╭─ Recorded information

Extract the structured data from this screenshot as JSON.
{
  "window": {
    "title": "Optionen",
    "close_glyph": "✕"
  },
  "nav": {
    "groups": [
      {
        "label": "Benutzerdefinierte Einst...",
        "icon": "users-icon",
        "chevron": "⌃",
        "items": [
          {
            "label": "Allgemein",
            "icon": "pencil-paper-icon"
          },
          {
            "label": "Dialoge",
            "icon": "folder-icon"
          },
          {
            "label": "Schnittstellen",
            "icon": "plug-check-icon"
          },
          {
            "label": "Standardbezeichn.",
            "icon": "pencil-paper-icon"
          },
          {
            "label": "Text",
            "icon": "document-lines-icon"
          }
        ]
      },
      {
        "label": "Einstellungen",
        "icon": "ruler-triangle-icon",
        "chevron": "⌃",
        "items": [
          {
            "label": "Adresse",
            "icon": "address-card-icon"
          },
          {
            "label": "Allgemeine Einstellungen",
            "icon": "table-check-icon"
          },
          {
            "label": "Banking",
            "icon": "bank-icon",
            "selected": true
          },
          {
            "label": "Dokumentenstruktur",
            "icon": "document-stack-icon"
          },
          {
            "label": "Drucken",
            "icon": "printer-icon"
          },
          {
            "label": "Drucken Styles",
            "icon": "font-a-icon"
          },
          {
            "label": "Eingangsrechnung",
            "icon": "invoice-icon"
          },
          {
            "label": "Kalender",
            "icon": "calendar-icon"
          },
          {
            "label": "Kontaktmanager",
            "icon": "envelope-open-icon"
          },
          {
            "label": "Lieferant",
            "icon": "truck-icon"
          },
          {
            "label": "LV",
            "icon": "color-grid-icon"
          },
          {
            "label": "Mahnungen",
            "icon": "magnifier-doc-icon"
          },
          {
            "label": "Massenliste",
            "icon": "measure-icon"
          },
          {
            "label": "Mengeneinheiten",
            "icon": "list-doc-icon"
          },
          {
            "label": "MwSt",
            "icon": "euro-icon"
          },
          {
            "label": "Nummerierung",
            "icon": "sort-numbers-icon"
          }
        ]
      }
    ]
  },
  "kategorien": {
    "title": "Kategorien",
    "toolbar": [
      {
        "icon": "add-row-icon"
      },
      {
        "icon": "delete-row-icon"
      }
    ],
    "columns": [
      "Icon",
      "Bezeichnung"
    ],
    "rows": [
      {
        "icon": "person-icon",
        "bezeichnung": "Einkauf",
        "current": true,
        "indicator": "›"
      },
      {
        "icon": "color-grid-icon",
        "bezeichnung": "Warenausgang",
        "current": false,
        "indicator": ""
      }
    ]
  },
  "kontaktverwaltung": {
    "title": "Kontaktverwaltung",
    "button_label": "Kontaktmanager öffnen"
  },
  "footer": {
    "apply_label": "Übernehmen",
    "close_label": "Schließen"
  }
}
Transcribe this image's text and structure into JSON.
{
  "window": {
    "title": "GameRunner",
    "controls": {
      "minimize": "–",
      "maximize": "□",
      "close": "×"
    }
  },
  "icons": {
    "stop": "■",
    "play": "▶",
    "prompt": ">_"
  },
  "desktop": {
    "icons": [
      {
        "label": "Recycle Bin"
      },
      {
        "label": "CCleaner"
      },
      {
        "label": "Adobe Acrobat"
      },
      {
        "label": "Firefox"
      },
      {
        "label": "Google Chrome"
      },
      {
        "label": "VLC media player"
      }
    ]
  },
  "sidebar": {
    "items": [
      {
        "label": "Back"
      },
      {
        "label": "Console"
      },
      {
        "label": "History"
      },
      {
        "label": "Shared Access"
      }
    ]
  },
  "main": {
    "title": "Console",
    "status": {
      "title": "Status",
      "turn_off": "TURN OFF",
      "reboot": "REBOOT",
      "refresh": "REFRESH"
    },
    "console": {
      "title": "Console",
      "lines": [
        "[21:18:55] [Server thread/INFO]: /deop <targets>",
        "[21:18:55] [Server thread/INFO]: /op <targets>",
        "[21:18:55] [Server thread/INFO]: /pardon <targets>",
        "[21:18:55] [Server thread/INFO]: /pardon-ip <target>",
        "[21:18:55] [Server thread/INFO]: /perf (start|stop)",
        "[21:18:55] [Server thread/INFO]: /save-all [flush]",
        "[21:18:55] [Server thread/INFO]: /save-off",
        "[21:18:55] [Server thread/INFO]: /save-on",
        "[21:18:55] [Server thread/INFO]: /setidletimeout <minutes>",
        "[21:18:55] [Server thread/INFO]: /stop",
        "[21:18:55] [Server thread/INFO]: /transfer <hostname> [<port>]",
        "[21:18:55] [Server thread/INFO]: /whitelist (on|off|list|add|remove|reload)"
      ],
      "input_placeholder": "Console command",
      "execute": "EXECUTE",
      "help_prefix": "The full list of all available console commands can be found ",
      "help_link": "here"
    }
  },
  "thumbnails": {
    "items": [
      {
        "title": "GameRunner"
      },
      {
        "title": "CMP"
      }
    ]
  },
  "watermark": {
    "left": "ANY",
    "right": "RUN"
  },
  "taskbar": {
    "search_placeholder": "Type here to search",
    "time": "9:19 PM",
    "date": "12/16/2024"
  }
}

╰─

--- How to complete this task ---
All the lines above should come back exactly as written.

--- Your solution ---
Extract the structured data from this screenshot as JSON.
{
  "window": {
    "title": "Optionen",
    "close_glyph": "✕"
  },
  "nav": {
    "groups": [
      {
        "label": "Benutzerdefinierte Einst...",
        "icon": "users-icon",
        "chevron": "⌃",
        "items": [
          {
            "label": "Allgemein",
            "icon": "pencil-paper-icon"
          },
          {
            "label": "Dialoge",
            "icon": "folder-icon"
          },
          {
            "label": "Schnittstellen",
            "icon": "plug-check-icon"
          },
          {
            "label": "Standardbezeichn.",
            "icon": "pencil-paper-icon"
          },
          {
            "label": "Text",
            "icon": "document-lines-icon"
          }
        ]
      },
      {
        "label": "Einstellungen",
        "icon": "ruler-triangle-icon",
        "chevron": "⌃",
        "items": [
          {
            "label": "Adresse",
            "icon": "address-card-icon"
          },
          {
            "label": "Allgemeine Einstellungen",
            "icon": "table-check-icon"
          },
          {
            "label": "Banking",
            "icon": "bank-icon",
            "selected": true
          },
          {
            "label": "Dokumentenstruktur",
            "icon": "document-stack-icon"
          },
          {
            "label": "Drucken",
            "icon": "printer-icon"
          },
          {
            "label": "Drucken Styles",
            "icon": "font-a-icon"
          },
          {
            "label": "Eingangsrechnung",
            "icon": "invoice-icon"
          },
          {
            "label": "Kalender",
            "icon": "calendar-icon"
          },
          {
            "label": "Kontaktmanager",
            "icon": "envelope-open-icon"
          },
          {
            "label": "Lieferant",
            "icon": "truck-icon"
          },
          {
            "label": "LV",
            "icon": "color-grid-icon"
          },
          {
            "label": "Mahnungen",
            "icon": "magnifier-doc-icon"
          },
          {
            "label": "Massenliste",
            "icon": "measure-icon"
          },
          {
            "label": "Mengeneinheiten",
            "icon": "list-doc-icon"
          },
          {
            "label": "MwSt",
            "icon": "euro-icon"
          },
          {
            "label": "Nummerierung",
            "icon": "sort-numbers-icon"
          }
        ]
      }
    ]
  },
  "kategorien": {
    "title": "Kategorien",
    "toolbar": [
      {
        "icon": "add-row-icon"
      },
      {
        "icon": "delete-row-icon"
      }
    ],
    "columns": [
      "Icon",
      "Bezeichnung"
    ],
    "rows": [
      {
        "icon": "person-icon",
        "bezeichnung": "Einkauf",
        "current": true,
        "indicator": "›"
      },
      {
        "icon": "color-grid-icon",
        "bezeichnung": "Warenausgang",
        "current": false,
        "indicator": ""
      }
    ]
  },
  "kontaktverwaltung": {
    "title": "Kontaktverwaltung",
    "button_label": "Kontaktmanager öffnen"
  },
  "footer": {
    "apply_label": "Übernehmen",
    "close_label": "Schließen"
  }
}
Transcribe this image's text and structure into JSON.
{
  "window": {
    "title": "GameRunner",
    "controls": {
      "minimize": "–",
      "maximize": "□",
      "close": "×"
    }
  },
  "icons": {
    "stop": "■",
    "play": "▶",
    "prompt": ">_"
  },
  "desktop": {
    "icons": [
      {
        "label": "Recycle Bin"
      },
      {
        "label": "CCleaner"
      },
      {
        "label": "Adobe Acrobat"
      },
      {
        "label": "Firefox"
      },
      {
        "label": "Google Chrome"
      },
      {
        "label": "VLC media player"
      }
    ]
  },
  "sidebar": {
    "items": [
      {
        "label": "Back"
      },
      {
        "label": "Console"
      },
      {
        "label": "History"
      },
      {
        "label": "Shared Access"
      }
    ]
  },
  "main": {
    "title": "Console",
    "status": {
      "title": "Status",
      "turn_off": "TURN OFF",
      "reboot": "REBOOT",
      "refresh": "REFRESH"
    },
    "console": {
      "title": "Console",
      "lines": [
        "[21:18:55] [Server thread/INFO]: /deop <targets>",
        "[21:18:55] [Server thread/INFO]: /op <targets>",
        "[21:18:55] [Server thread/INFO]: /pardon <targets>",
        "[21:18:55] [Server thread/INFO]: /pardon-ip <target>",
        "[21:18:55] [Server thread/INFO]: /perf (start|stop)",
        "[21:18:55] [Server thread/INFO]: /save-all [flush]",
        "[21:18:55] [Server thread/INFO]: /save-off",
        "[21:18:55] [Server thread/INFO]: /save-on",
        "[21:18:55] [Server thread/INFO]: /setidletimeout <minutes>",
        "[21:18:55] [Server thread/INFO]: /stop",
        "[21:18:55] [Server thread/INFO]: /transfer <hostname> [<port>]",
        "[21:18:55] [Server thread/INFO]: /whitelist (on|off|list|add|remove|reload)"
      ],
      "input_placeholder": "Console command",
      "execute": "EXECUTE",
      "help_prefix": "The full list of all available console commands can be found ",
      "help_link": "here"
    }
  },
  "thumbnails": {
    "items": [
      {
        "title": "GameRunner"
      },
      {
        "title": "CMP"
      }
    ]
  },
  "watermark": {
    "left": "ANY",
    "right": "RUN"
  },
  "taskbar": {
    "search_placeholder": "Type here to search",
    "time": "9:19 PM",
    "date": "12/16/2024"
  }
}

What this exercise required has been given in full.